More would be out of work were it not for the controversial government takeover of money-losing enterprises, a move that the opposition claims has been much more costly than paying laid-off workers unemployment benefits.
The politically popular but economically questionable system of automatically indexing wages for inflation has further complicated efforts to make the archaic economy more efficient and cut the bloated government payroll.
Domestically, Papandreou is on more solid political ground in his stridently anti-American and nonaligned foreign policy, which sets Greece apart from and often infuriates the other members of the North Atlantic alliance and the European Community.
Much of his rhetoric sounds like a throwback to the angry antiwestern statements of such Third World anticolonialists as Ghana's Kwame Nkrumah or India's Krishna Menon a generation ago.
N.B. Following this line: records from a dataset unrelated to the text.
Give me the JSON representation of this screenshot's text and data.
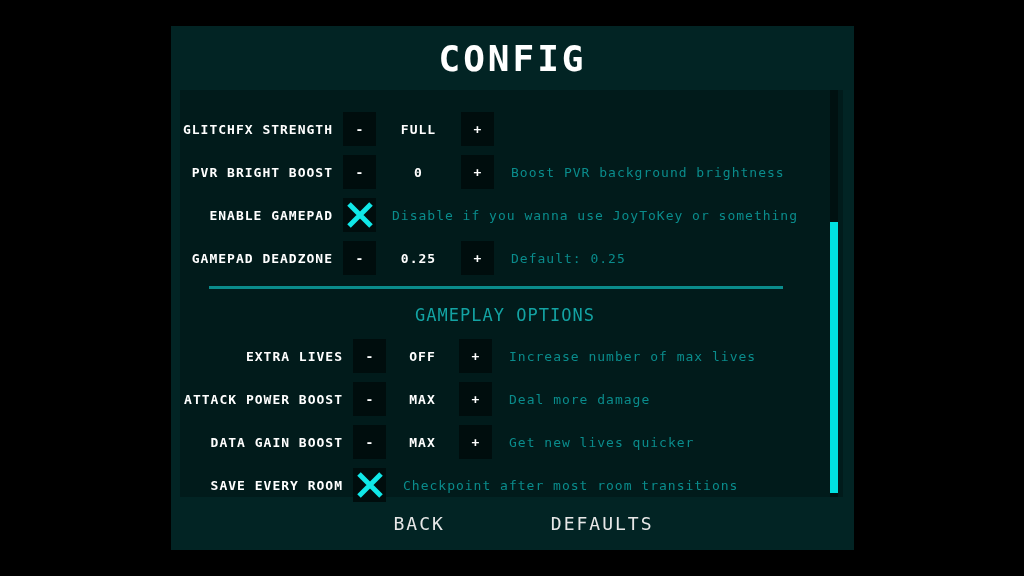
{
  "title": "CONFIG",
  "sections": [
    {
      "rows": [
        {
          "kind": "stepper",
          "label": "GLITCHFX STRENGTH",
          "minus": "-",
          "value": "FULL",
          "plus": "+"
        },
        {
          "kind": "stepper",
          "label": "PVR BRIGHT BOOST",
          "minus": "-",
          "value": "0",
          "plus": "+",
          "hint": "Boost PVR background brightness"
        },
        {
          "kind": "checkbox",
          "label": "ENABLE GAMEPAD",
          "checked": true,
          "hint": "Disable if you wanna use JoyToKey or something"
        },
        {
          "kind": "stepper",
          "label": "GAMEPAD DEADZONE",
          "minus": "-",
          "value": "0.25",
          "plus": "+",
          "hint": "Default: 0.25"
        }
      ]
    },
    {
      "heading": "GAMEPLAY OPTIONS",
      "rows": [
        {
          "kind": "stepper",
          "label": "EXTRA LIVES",
          "minus": "-",
          "value": "OFF",
          "plus": "+",
          "hint": "Increase number of max lives"
        },
        {
          "kind": "stepper",
          "label": "ATTACK POWER BOOST",
          "minus": "-",
          "value": "MAX",
          "plus": "+",
          "hint": "Deal more damage"
        },
        {
          "kind": "stepper",
          "label": "DATA GAIN BOOST",
          "minus": "-",
          "value": "MAX",
          "plus": "+",
          "hint": "Get new lives quicker"
        },
        {
          "kind": "checkbox",
          "label": "SAVE EVERY ROOM",
          "checked": true,
          "hint": "Checkpoint after most room transitions"
        }
      ]
    }
  ],
  "buttons": [
    "BACK",
    "DEFAULTS"
  ]
}
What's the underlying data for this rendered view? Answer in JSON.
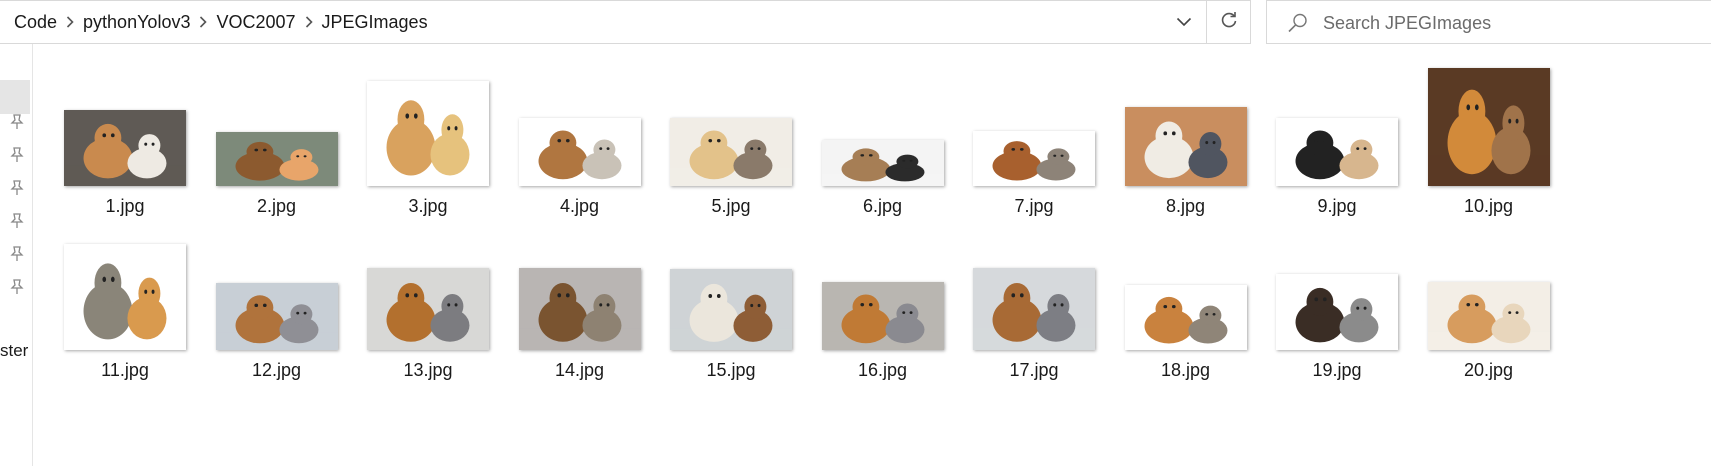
{
  "breadcrumb": {
    "items": [
      "Code",
      "pythonYolov3",
      "VOC2007",
      "JPEGImages"
    ]
  },
  "search": {
    "placeholder": "Search JPEGImages"
  },
  "nav": {
    "partial_label": "ster"
  },
  "icons": {
    "breadcrumb_separator": "chevron-right-icon",
    "address_dropdown": "chevron-down-icon",
    "refresh": "refresh-icon",
    "search": "search-icon",
    "pin": "pin-icon"
  },
  "colors": {
    "border": "#d9d9d9",
    "selected_nav": "#e5e5e5",
    "text": "#1a1a1a",
    "muted_text": "#6b6b6b"
  },
  "files": [
    {
      "name": "1.jpg",
      "bg": "#5f5a55",
      "a": "#c98a4e",
      "b": "#eeeae3"
    },
    {
      "name": "2.jpg",
      "bg": "#7d8a7a",
      "a": "#8c5a2f",
      "b": "#e8a56a"
    },
    {
      "name": "3.jpg",
      "bg": "#ffffff",
      "a": "#d9a25e",
      "b": "#e6c27d"
    },
    {
      "name": "4.jpg",
      "bg": "#ffffff",
      "a": "#b07640",
      "b": "#c9c2b7"
    },
    {
      "name": "5.jpg",
      "bg": "#f1ede6",
      "a": "#e3c28a",
      "b": "#8a7a6a"
    },
    {
      "name": "6.jpg",
      "bg": "#f4f4f4",
      "a": "#a67e55",
      "b": "#2b2b2b"
    },
    {
      "name": "7.jpg",
      "bg": "#ffffff",
      "a": "#a8602e",
      "b": "#8d8378"
    },
    {
      "name": "8.jpg",
      "bg": "#c98e5f",
      "a": "#f0ece4",
      "b": "#505560"
    },
    {
      "name": "9.jpg",
      "bg": "#ffffff",
      "a": "#222222",
      "b": "#d7b68e"
    },
    {
      "name": "10.jpg",
      "bg": "#5a3a24",
      "a": "#d28a3a",
      "b": "#a0734a"
    },
    {
      "name": "11.jpg",
      "bg": "#ffffff",
      "a": "#8a8579",
      "b": "#d99a4e"
    },
    {
      "name": "12.jpg",
      "bg": "#c8cfd6",
      "a": "#b0733c",
      "b": "#8f8f95"
    },
    {
      "name": "13.jpg",
      "bg": "#d8d8d6",
      "a": "#b3702e",
      "b": "#7c7c80"
    },
    {
      "name": "14.jpg",
      "bg": "#b9b5b3",
      "a": "#7a5430",
      "b": "#8e8272"
    },
    {
      "name": "15.jpg",
      "bg": "#cfd3d6",
      "a": "#ebe6dc",
      "b": "#8e5d36"
    },
    {
      "name": "16.jpg",
      "bg": "#b9b6b1",
      "a": "#c07a35",
      "b": "#8a8a90"
    },
    {
      "name": "17.jpg",
      "bg": "#d6d9dc",
      "a": "#a86a35",
      "b": "#7d7e84"
    },
    {
      "name": "18.jpg",
      "bg": "#ffffff",
      "a": "#c9823e",
      "b": "#8f8578"
    },
    {
      "name": "19.jpg",
      "bg": "#ffffff",
      "a": "#3a2d25",
      "b": "#8b8b8b"
    },
    {
      "name": "20.jpg",
      "bg": "#f3eee6",
      "a": "#d79c5e",
      "b": "#e8d6bc"
    }
  ]
}
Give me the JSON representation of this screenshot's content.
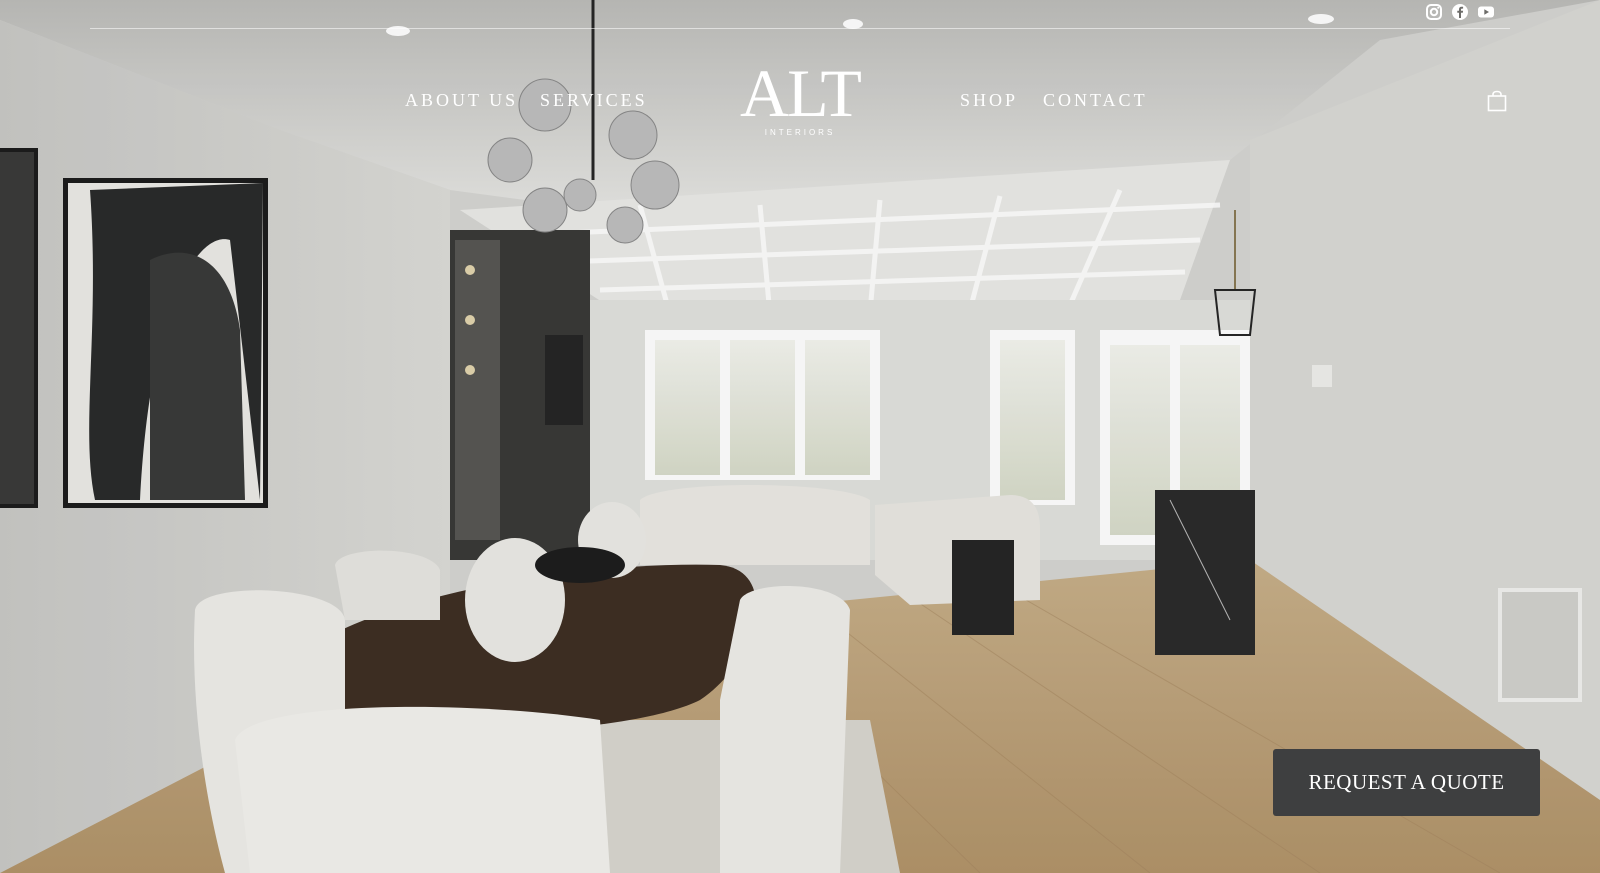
{
  "header": {
    "nav_left": [
      {
        "label": "ABOUT US"
      },
      {
        "label": "SERVICES"
      }
    ],
    "nav_right": [
      {
        "label": "SHOP"
      },
      {
        "label": "CONTACT"
      }
    ],
    "logo": {
      "main": "ALT",
      "sub": "INTERIORS"
    },
    "social_icons": [
      "instagram-icon",
      "facebook-icon",
      "youtube-icon"
    ],
    "cart_icon": "shopping-bag-icon"
  },
  "hero": {
    "image": "interior-dining-living-room-photo",
    "cta_label": "REQUEST A QUOTE"
  },
  "colors": {
    "button_bg": "#3e3f40",
    "nav_text": "#ffffff"
  }
}
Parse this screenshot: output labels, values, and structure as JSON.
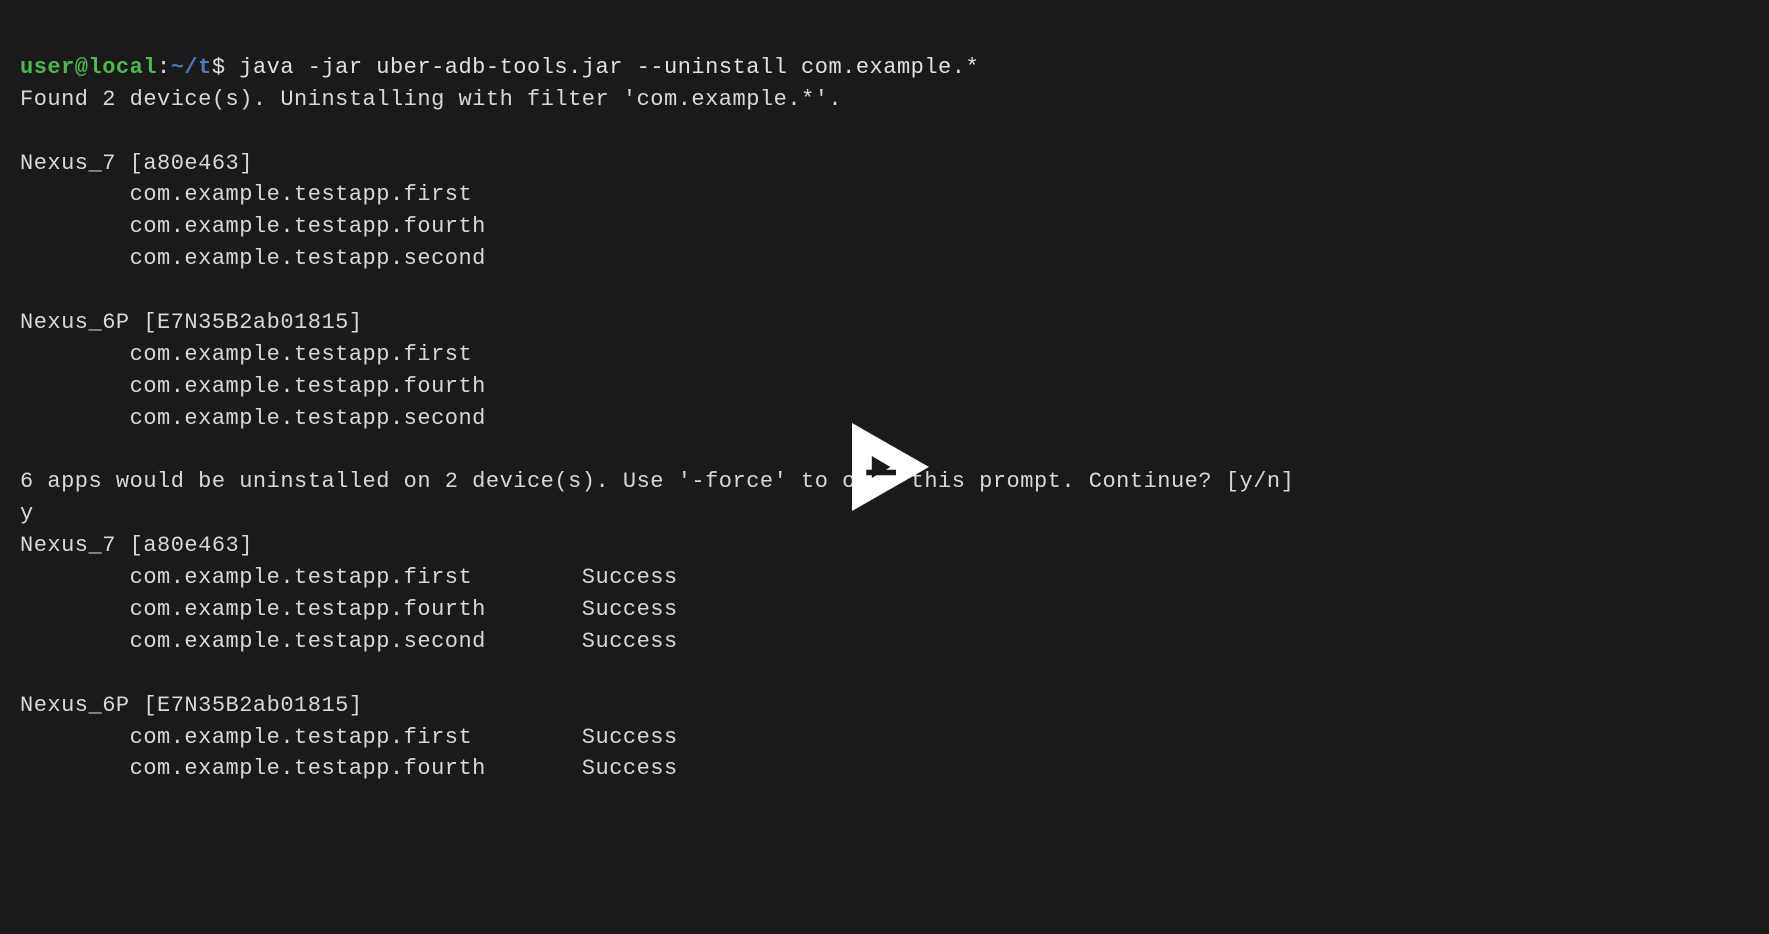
{
  "prompt": {
    "user": "user@local",
    "colon": ":",
    "path": "~/t",
    "dollar": "$"
  },
  "command": "java -jar uber-adb-tools.jar --uninstall com.example.*",
  "lines": {
    "found": "Found 2 device(s). Uninstalling with filter 'com.example.*'.",
    "blank": "",
    "device1_header": "Nexus_7 [a80e463]",
    "device1_pkg1": "com.example.testapp.first",
    "device1_pkg2": "com.example.testapp.fourth",
    "device1_pkg3": "com.example.testapp.second",
    "device2_header": "Nexus_6P [E7N35B2ab01815]",
    "device2_pkg1": "com.example.testapp.first",
    "device2_pkg2": "com.example.testapp.fourth",
    "device2_pkg3": "com.example.testapp.second",
    "confirm": "6 apps would be uninstalled on 2 device(s). Use '-force' to omit this prompt. Continue? [y/n]",
    "answer": "y",
    "result1_header": "Nexus_7 [a80e463]",
    "result1_pkg1": "com.example.testapp.first        Success",
    "result1_pkg2": "com.example.testapp.fourth       Success",
    "result1_pkg3": "com.example.testapp.second       Success",
    "result2_header": "Nexus_6P [E7N35B2ab01815]",
    "result2_pkg1": "com.example.testapp.first        Success",
    "result2_pkg2": "com.example.testapp.fourth       Success"
  },
  "play_icon": "play"
}
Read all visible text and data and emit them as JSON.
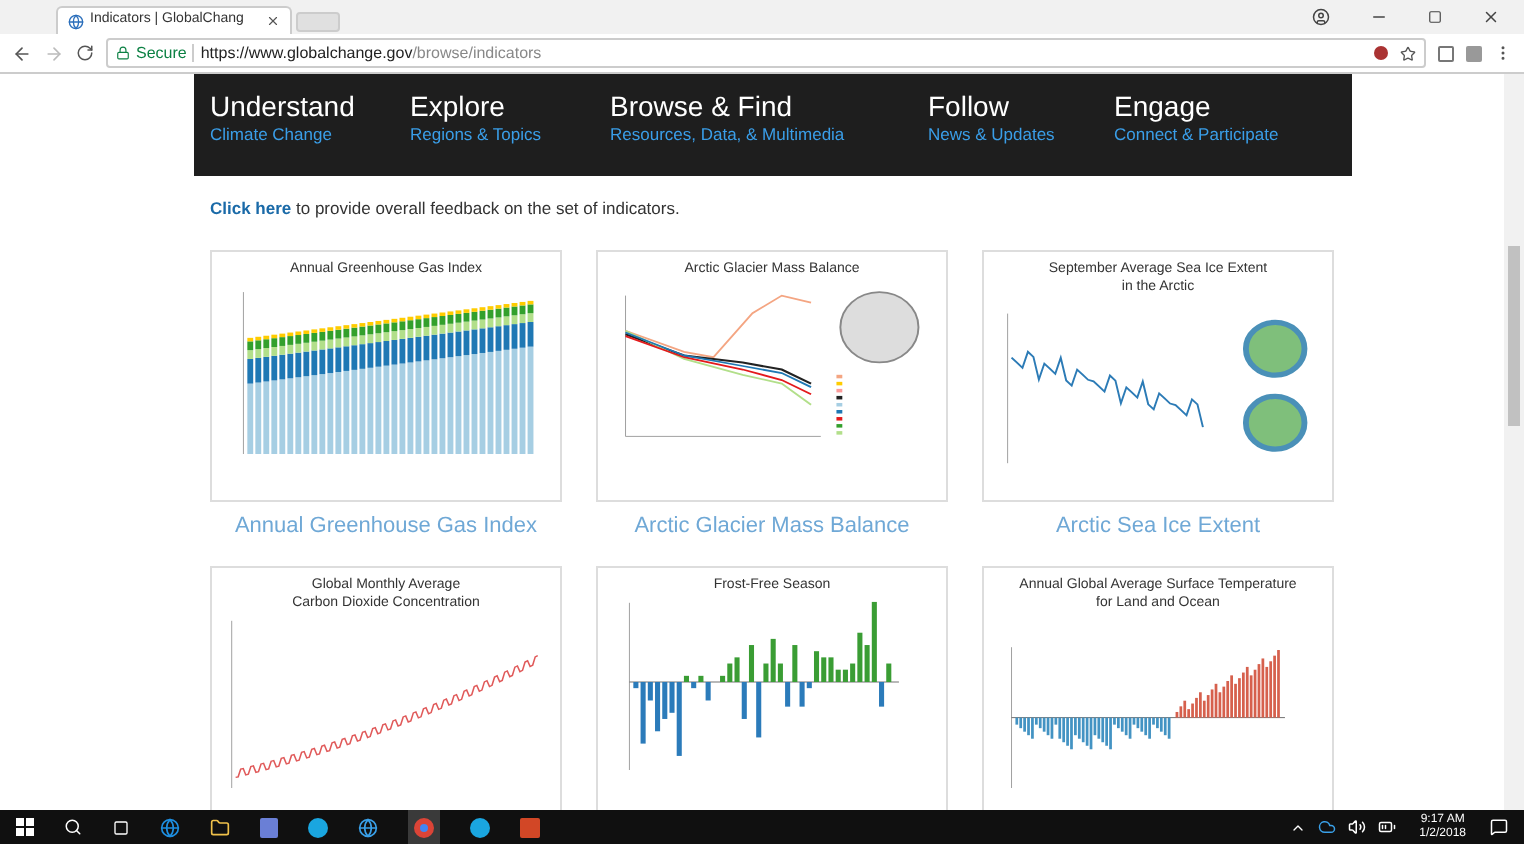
{
  "browser": {
    "tabs": [
      {
        "title": "Indicators | GlobalChang",
        "selected": true
      }
    ],
    "address": {
      "secure_label": "Secure",
      "url_host": "https://www.globalchange.gov",
      "url_path": "/browse/indicators"
    }
  },
  "page": {
    "nav": [
      {
        "title": "Understand",
        "subtitle": "Climate Change"
      },
      {
        "title": "Explore",
        "subtitle": "Regions & Topics"
      },
      {
        "title": "Browse & Find",
        "subtitle": "Resources, Data, & Multimedia"
      },
      {
        "title": "Follow",
        "subtitle": "News & Updates"
      },
      {
        "title": "Engage",
        "subtitle": "Connect & Participate"
      }
    ],
    "feedback": {
      "link": "Click here",
      "text": " to provide overall feedback on the set of indicators."
    },
    "indicators": [
      {
        "kind": "stacked",
        "chart_title": [
          "Annual Greenhouse Gas Index"
        ],
        "caption": "Annual Greenhouse Gas Index"
      },
      {
        "kind": "lines",
        "chart_title": [
          "Arctic Glacier Mass Balance"
        ],
        "caption": "Arctic Glacier Mass Balance"
      },
      {
        "kind": "series",
        "chart_title": [
          "September Average Sea Ice Extent",
          "in the Arctic"
        ],
        "caption": "Arctic Sea Ice Extent"
      },
      {
        "kind": "rising",
        "chart_title": [
          "Global Monthly Average",
          "Carbon Dioxide Concentration"
        ]
      },
      {
        "kind": "bars",
        "chart_title": [
          "Frost-Free Season"
        ]
      },
      {
        "kind": "anomaly",
        "chart_title": [
          "Annual Global Average Surface Temperature",
          "for Land and Ocean"
        ]
      }
    ]
  },
  "taskbar": {
    "time": "9:17 AM",
    "date": "1/2/2018"
  }
}
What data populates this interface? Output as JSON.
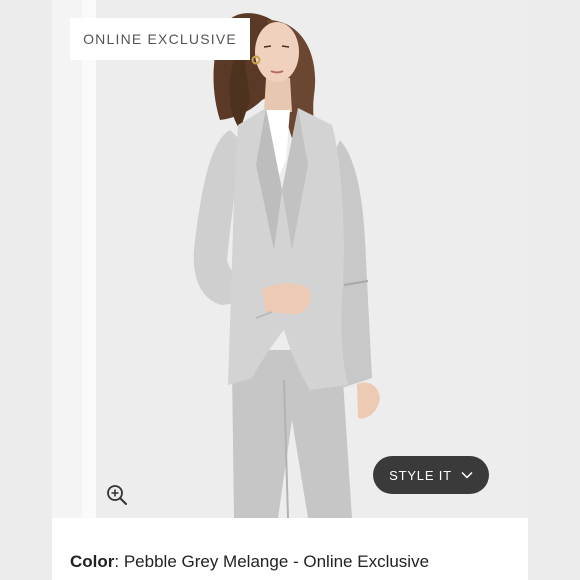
{
  "badge": {
    "label": "ONLINE EXCLUSIVE"
  },
  "style_button": {
    "label": "STYLE IT",
    "icon": "chevron-down-icon"
  },
  "zoom": {
    "icon": "zoom-in-icon"
  },
  "product": {
    "color_label": "Color",
    "color_value": ": Pebble Grey Melange - Online Exclusive"
  },
  "colors": {
    "button_bg": "#3a3a3a",
    "suit": "#c9c9c9",
    "background": "#ededed",
    "hair": "#5a3a26"
  }
}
But in Greece even many right-wingers and centrists secretly share his criticism of past policies of the United States, often seen as the latest in this century's long line of great powers dictating their will to the Greeks.
Similarly, even his enemies recognize that, for better or worse, Greece is no longer taken for granted, thanks to Papandreou's pronouncements, which range from calling the United States a "metropolis of imperialism" to agreeing with Moscow's claims that the Korean airliner it shot down in 1983 was on a spy mission.
Foreign policy issues have been almost totally absent from the campaign, unlike 1981, when Papandreou touched the deep-seated nationalism in Greeks by threatening to close down U.S. bases, leave NATO and oppose membership in the European Community.
Since last year, Papandreou has toned down his anti-American outbursts. Pasok officials, arguing that his bark is worse than his bite, point to the 1983 agreement extending the leases of four American military installations here. That, they note, was something the previous conservative government did not dare do. And they concede that Greece will not now leave the European Community.
What lies ahead for the U.S. bases is unclear. The Pasok platform demands that the bases, which "expose us to the danger of annihilation" in a nuclear war, be "definitively" removed in accordance with a timetable.
But the 1983 agreement contains no such timetable. Closing the bases would deprive Greece of American military aid, now roughly $500 million annually, and leave its armed forces at the mercy of Turkey, which Papandreou insists is the real threat to Greek security.
More immediately worrisome is the deep cleavage among Greeks that has helped Papandreou to propel Pasok to power, doubling its share of the vote in each of three national elections starting in 1974.
Applying the techniques of North American politics that he picked up during his long stays in the United States and Canada, Papandreou effectively squeezed the center out of Greek politics. In the process, he has reopened many wounds of the Greek body politic dating back to the 1946-49 civil war. He steadfastly refuses to credit the right with restoring democracy after the 1967-74 military dictatorship collapsed and his rhetoric constantly warns of a return to police state techniques if Pasok loses power.